A number of blogs and articles have decided to take Apple to task for charging iPod Touch owners $9.99 for upgrade to 3.0. The issue is the fact that the upgrade, which came earlier for the iPhone was free for them, but us poor Touch owners have to pay through the nose, well, perhaps not through the nose, but that it seems to be an issue. Andrew Nusca wrote a blog at ZDNet.com regarding this issue. He entitled it "Are iPod touch users second class citizens? Apple says 'yes'". It does seem rather unfair, because we still pay all sorts of money for the iTunes store, in fact we paid a pretty good price for the privilege of having the iPhone sans phone. Now as I have written I do enjoy the touch I have, I listen to a lot of music and podcasts, plus I surf the web and have some nice photographs to look at. I've got a nice one of Stephanie and Jon as my wallpaper, for example.
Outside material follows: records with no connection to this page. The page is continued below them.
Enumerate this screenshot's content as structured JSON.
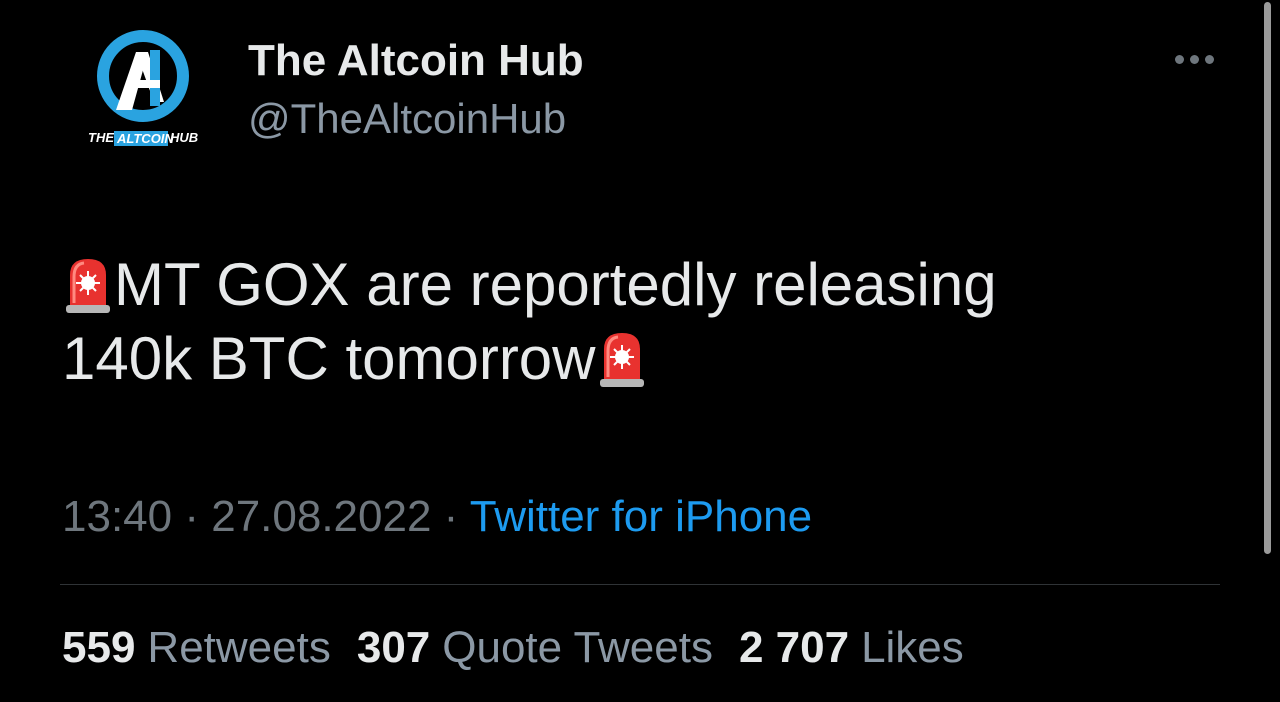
{
  "author": {
    "display_name": "The Altcoin Hub",
    "handle": "@TheAltcoinHub",
    "avatar_text_left": "THE",
    "avatar_text_highlight": "ALTCOIN",
    "avatar_text_right": "HUB"
  },
  "tweet": {
    "line1": "MT GOX are reportedly releasing",
    "line2": "140k BTC tomorrow",
    "leading_icon": "police-siren-emoji",
    "trailing_icon": "police-siren-emoji"
  },
  "meta": {
    "time": "13:40",
    "separator": " · ",
    "date": "27.08.2022",
    "source": "Twitter for iPhone"
  },
  "stats": {
    "retweets_count": "559",
    "retweets_label": "Retweets",
    "quotes_count": "307",
    "quotes_label": "Quote Tweets",
    "likes_count": "2 707",
    "likes_label": "Likes"
  },
  "colors": {
    "background": "#000000",
    "text_primary": "#e7e9ea",
    "text_secondary": "#8b98a5",
    "link": "#1d9bf0",
    "divider": "#2f3336",
    "avatar_ring": "#2aa3e0"
  },
  "icons": {
    "more": "more-horizontal-icon"
  }
}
The issue is best seen with the numbers, some 6 million copies of 3.0 have been downloaded by owners of the iPhone, but only:
However, just 1 percent of iPod touch users accessing AdMob’s network had upgraded by the same date, according to the company. Seventy-eight percent were running the latest point release of iPhone Software 2.0, released last year.
That's quite a discrepancy when you think about it, as the article states, something like 40% of iphone owners have the new software but a mere handful have done the same with the ipod touch.
I suspect two things may be the problem, one is the price, it's not paying for anything with the touch is the issue, since many of us have purchased apps and games for the touch, so that's not the issue. It is probably the fact that one group pays and the other doesn't. Some have suggested that iphone owners pay for the upgrade through the subscription, while touch owners don't. That may be true, after all the only money Apple makes on the touch happens when you buy it, there is no steady stream of income. One question is will this make the device worthless? If everything is now being geared to 3.0, will that mean an end of apps that will work on the touch? It is possible, if Apple wants to turn off a whole lot of users, a group that may not think of upgrading to the iPhone. It tends to happen.
I haven't downloaded the upgrade, I'm debating it in my mind. I'm not sure, I like what I can do with the touch right now. The upgrades don't interest me, probably because it is not my primary device for connecting to the Internet, for example. Although there are some features which do interest me, such as the landscape keyboard and the bluetooth ability, especially if it means more then just headphones. I have a bluetooth dongle which I use with my laptop and cellphone, so if I can use it the same way, it's something to consider.
It may also be a simple case that Apple is mis-reading their clientele, it does happen and nowadays, when it does, the company usually ends up getting taken to task. More then one company, in its efforts to screw the consumer finds out there is something called "Internet", that quickly gets the word out and the company ends up looking very bad.
So much for Apple, now what about Dell? It appears Dell may be re-entering the personal device market. An article in the Wall Street Journal states that: Dell is Working on a Portable Web Gadget. From the article, the new thing will be slightly larger then the touch and use Android software. It is supposed to be the first in a long line of "Mobile Internet Devices", which fill the gap between the smartphone and the laptop, actually probably the netbook. It's the small device that gives more room and probably storage as well as memory then the smartphone, read iphone but would fit in a pocket and be far easier to carry around. Hopefully the battery life will be better then the touch, which when you go to wifi tends to diminish. This is another reason to be suspicious of the upgrade, what will Bluetooth do to the battery life? I know from my cellphone, there is a faster drain when I've got bluetooth turned on. I also understand, early phones with Android ran into the same battery problems.
A "leaked" photograph of the Dell Android 'phone':
One blogger suggests it resembles the Palm Pre, but I think it more resembles the Dell Axim X50/51 series of PDA's. Likely it will not be a smartphone, or an Android phone, at least not in North America, apparently there is talk of a Dellphone coming to China in the near future.
Perhaps not being a phone is the winning combination. If you have read any of my past writings, you know I am a fan of the Dell Axim, in fact I still use my X3i daily. It contains my spreadsheets, contacts, calendar, games and music files. I also use it to connect to the Internet when I can't be bothered with the desktop or even the laptop. I replaced the standard battery with a larger one, so it has more of a charge. I'm not sure why Dell stopped making the Axim although I think it had to do with the rise of smartphones, people didn't want to carry around a whole lot of electronic devices. The Axim received good reviews when they first came out, due to the fact they put a whole lot of features and sold them at a reasonable price. They were very popular as well, in fact owners tended to be very loyal. I should know, I am one of those loyal owners.
It seems with the rise of the netbooks, people want something larger then a smartphone and if it holds true, not being a phone may not be a huge issue. So we shall have to wait. If Dell can do it, they will return to the smaller device market- I have got to find another word for 'device', and it is something which will interest a lot of people.
Stay tuned for further developments